“…social media campaigns that are often described [sic] as aid groups for the Syrian people…” Who describes social media campaigns as “aid groups for the Syrian people”? What do these campaigns consist of? Who ultimately runs them? Why are Facebook and Twitter shutting them down?

VOA: “Salman Sever, spokesman for the Association of the Russian-Speaking Mujahidin in Turkey, which also goes by the name Union of Honor (Soyuz Chesti) and to which Vakhitov belongs, confirmed Vakhitov’s arrest in an interview with VOA via Skype.”

What is the Association of the Russian-Speaking Mujahidin in Turkey? Are these “Mujahidin” from the Soviet-Afghan war? When was the group founded and by whom? Who funds it? Who controls it. The big unanswered question: is the organization operating legally or illegally in Turkey?

VOA: “However, in 2005 — a year after his release — Vakhitov was arrested by the special operations group of the Russian Federal Security Service, then was released without charges after almost two months in detention.”

This is an interesting piece of information. “Once freed, Vakhitov left Russia and received asylum in the Middle East, renouncing his Russian citizenship. Information on his country of citizenship is not publicly available,” VOA reports next. “According to VOA sources in the Russian-speaking Muslim diaspora, Vakhidov lived in Istanbul in recent years, but frequently traveled,” we read further in the VOA report.

The obvious unanswered question is who is he working for now and who has been funding his travels and his activities?

VOA: According to VOA sources in the Russian-speaking Muslim diaspora, Vakhidov lived in Istanbul in recent years, but frequently traveled.

Did the “sources” say where he traveled? Did he go back to Russia at any time? Shouldn’t VOA have asked the Turkish government for information before posting this report?

VOA: On Tuesday, the Kremlin-appointed head of Chechnya, Ramzan Kadyrov, posted on his Instagram account the names of 13 Chechens, demanding their extradition from Turkey. Kadyrov calls them terrorists.

Was there a response from the Turkish government? Did VOA try to find out? This VOA report may leave an impression that perhaps Turkey is shielding Chechen terrorists.

VOA: For the last decade, Turkey has become a place of asylum for the rising number of Russia’s Muslim immigrants who escape Russia to seek refuge in a “less hostile” country, the International Crisis Group reports.
ICG estimates the Russian-speaking Muslim diaspora in Turkey at around 7,000 people. Some of them are experienced in fighting against Russian forces in the ongoing conflict in the North Caucasus region.

These two suggestions next to each other may suggest that Turkey is offering a safe haven for Russian Muslims who are now “fighting against Russian forces in the ongoing conflict in the North Caucasus region.” Is that indeed the case?

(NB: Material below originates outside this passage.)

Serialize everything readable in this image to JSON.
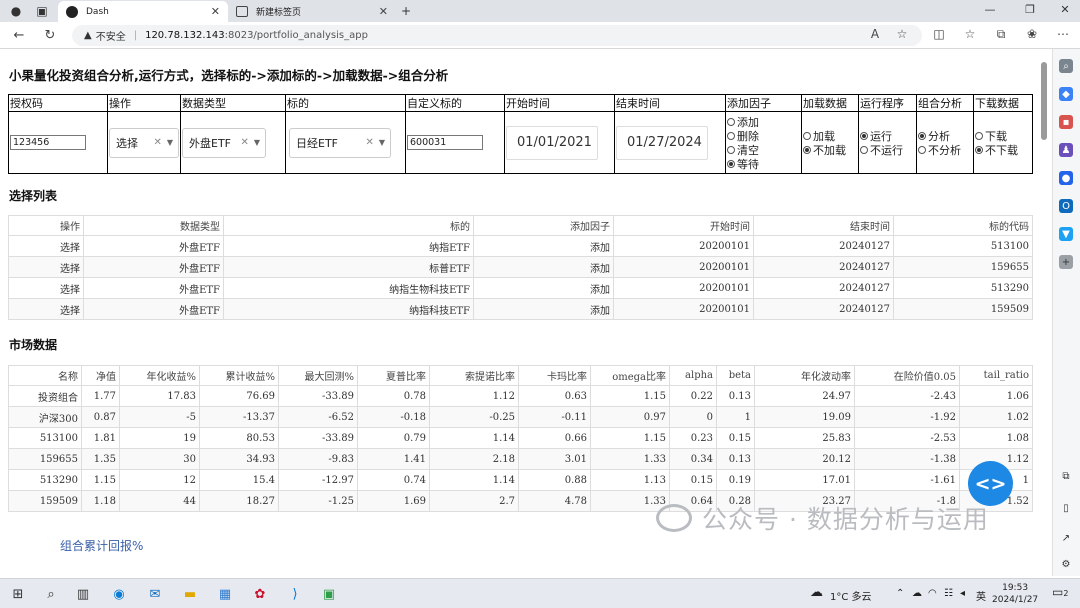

VOA:Vakhitov later spoke about Guantanamo in a series of YouTube videos, in which he discussed the “American torture” in a mocking tones, comparing the methods with those used by Russian security. In one video, Vakhitov said the Americans tortured him and other detainees with “temptation,” sending “exceptionally beautiful women” as interrogators. In the video, he said Russian torture is more physical and rough.

Has VOA tried to obtain a response from U.S. military officials or any other U.S. government officials about Vakhitov? What do the U.S. authorities have to say about him? Isn’t VOA supposed to be the authoritative source of U.S. official and non-government news?

This confusing, incomplete Voice of America report is very similar to VOA’s earlier haphazard coverage of the Boston Marathon bomber’s trial which received high praise from Voice of America and Broadcasting Board of Governors executives and was mentioned in BBG and VOA press releases. A former VOA senior journalist who described it as “one of the most confusing” ever seen from VOA may also be right in speculating that VOA and BBG executives “will include this report in the weekly highlights as some major journalistic accomplishment.”

We can only say that in our view, BBC, DW, mainstream U.S. news media outlets, or Radio Free Europe / Radio Liberty (RFE/RL) before it fell under the mismanagement of the BBG, would not have posted such a news report without much more research, more information, more comments from additional sources, better writing, and far more editorial scrutiny and editing.